Building the foundation
Breeze is our veteran horse being restarted after a long period of inactivity. She has spent a long time just lazing in fields with her buddies.
Unfortunately, for the last couple of years she has been battling with COPD/RAO. It got so bad that at one point she had neutrophils measured at 75%, a level that had the potential to end her life.
Thankfully, with a lot of effort we were able to bring it under control and this year she was given a one hundred percent all clear from the veterinary practice.
Our aim now is to rebuild her physical and mental fitness as a foundation for getting back into the advanced stuff she used to do.
Liberty exercises, and later, in-hand classical type dressage activities, will help us achieve our goals.
Breeze has always enjoyed liberty games and work, but she is quite demanding of your leadership and emotional fitness.
As an intelligent horse, Breeze tends to switch off quickly if she is made to endure relentless repetition or purposeless activity.
Breeze’s attitude to liberty is no exception. If you are not sensitive to her perceptions she will simply abandon what you are asking, reject your leadership, and do her own thing until you earn the right for another attempt at it.
Fighting to dominate Breeze is pointless. Not just because it is hard work, but also because the end result is lackluster and resentful.
It can be demanding but Breeze is a great teacher ensuring that you remember leadership is about inspiring the follower not dominating them.
While interacting with Breeze we have to be mindful that her early handling experiences unintentionally cultivated more drive than draw.
After her long-layoff we don’t to regenerate that in-balance and re-establish previously corrected patterns of behaviour.
With this in mind, we don’t want to do a lot of driving and ‘allowing’ back in. Instead, we do everything we can to maintain ourselves as the place of comfort and security at all times, and not something to be kept away from until we feel gracious enough to extend a controlled welcome.
As a result, our first session with Breeze is very tactile and acknowledging every step towards what we want, no matter how small or seemingly insignificant.
We want to re-ignite Breeze’s interest in learning and stretching herself - and in testing, experimenting and searching for the answers to questions that we set up for her.
The session isn’t particularly pre-planned, we respond to what we see and feel, incrementally building rapport and communication.
Breeze was aware of a lot of the cues and exercises from her past history but that was double-edged.
Her long layoff from any sort of interactive stimulation made her initially unresponsive.

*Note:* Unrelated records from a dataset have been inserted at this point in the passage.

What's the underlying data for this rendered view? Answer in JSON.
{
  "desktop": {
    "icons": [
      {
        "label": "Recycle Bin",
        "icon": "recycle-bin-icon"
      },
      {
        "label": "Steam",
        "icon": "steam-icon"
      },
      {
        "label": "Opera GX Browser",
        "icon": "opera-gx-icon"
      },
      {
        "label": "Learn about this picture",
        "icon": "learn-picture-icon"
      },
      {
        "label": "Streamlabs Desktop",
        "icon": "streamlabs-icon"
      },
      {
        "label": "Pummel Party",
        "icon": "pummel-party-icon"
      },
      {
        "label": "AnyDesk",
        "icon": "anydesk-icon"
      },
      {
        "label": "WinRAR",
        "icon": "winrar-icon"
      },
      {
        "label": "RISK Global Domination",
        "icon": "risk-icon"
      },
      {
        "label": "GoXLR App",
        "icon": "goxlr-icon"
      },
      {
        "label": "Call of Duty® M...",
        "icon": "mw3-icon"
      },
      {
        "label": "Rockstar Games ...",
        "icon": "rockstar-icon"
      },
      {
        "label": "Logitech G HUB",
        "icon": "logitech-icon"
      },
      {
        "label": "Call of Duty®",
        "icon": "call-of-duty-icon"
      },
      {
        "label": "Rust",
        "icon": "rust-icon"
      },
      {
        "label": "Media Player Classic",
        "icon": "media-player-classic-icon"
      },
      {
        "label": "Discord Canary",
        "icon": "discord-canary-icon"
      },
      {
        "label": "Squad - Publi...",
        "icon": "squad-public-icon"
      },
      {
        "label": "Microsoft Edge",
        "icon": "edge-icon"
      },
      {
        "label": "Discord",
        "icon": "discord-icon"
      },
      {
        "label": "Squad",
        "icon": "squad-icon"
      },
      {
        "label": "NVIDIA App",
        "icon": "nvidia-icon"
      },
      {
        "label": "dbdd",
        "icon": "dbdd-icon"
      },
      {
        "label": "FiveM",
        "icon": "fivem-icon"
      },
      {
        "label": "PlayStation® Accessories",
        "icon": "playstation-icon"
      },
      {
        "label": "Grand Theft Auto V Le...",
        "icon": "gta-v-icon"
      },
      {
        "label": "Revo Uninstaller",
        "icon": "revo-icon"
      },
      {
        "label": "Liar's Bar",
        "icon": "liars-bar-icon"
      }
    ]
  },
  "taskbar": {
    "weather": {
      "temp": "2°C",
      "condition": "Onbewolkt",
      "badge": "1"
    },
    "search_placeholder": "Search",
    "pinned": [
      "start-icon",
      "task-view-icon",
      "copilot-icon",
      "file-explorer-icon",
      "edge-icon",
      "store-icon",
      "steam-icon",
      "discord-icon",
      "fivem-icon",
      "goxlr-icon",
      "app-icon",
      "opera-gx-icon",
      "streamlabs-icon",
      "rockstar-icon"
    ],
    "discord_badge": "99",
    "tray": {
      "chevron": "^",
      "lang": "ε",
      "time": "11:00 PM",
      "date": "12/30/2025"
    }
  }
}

Plus her concentration span was limited – she was quite switched off in much the same way as people can get.
This meant Breeze would be with us and then in the next moment would have to explode into letting off steam charging around the arena kicking and bucking.
But when not chased or criticised for her behaviour, she would simply bring her emotions down and come trotting back to us to pick up where we left off.
In a short space of time she was following our feel, concentrating on our intent, and enjoying playing stick with me around obstacles.
By the end of the session Breeze was enjoying the stimulation of the physical and mental agility.
It had also had an ongoing positive effect on her general mood and behaviour, awakening her interest in things again whilst also making her more cooperative and aware.
The plan will be to continue building her fitness as we introduce new activities at liberty, in-hand, and when ready, riding.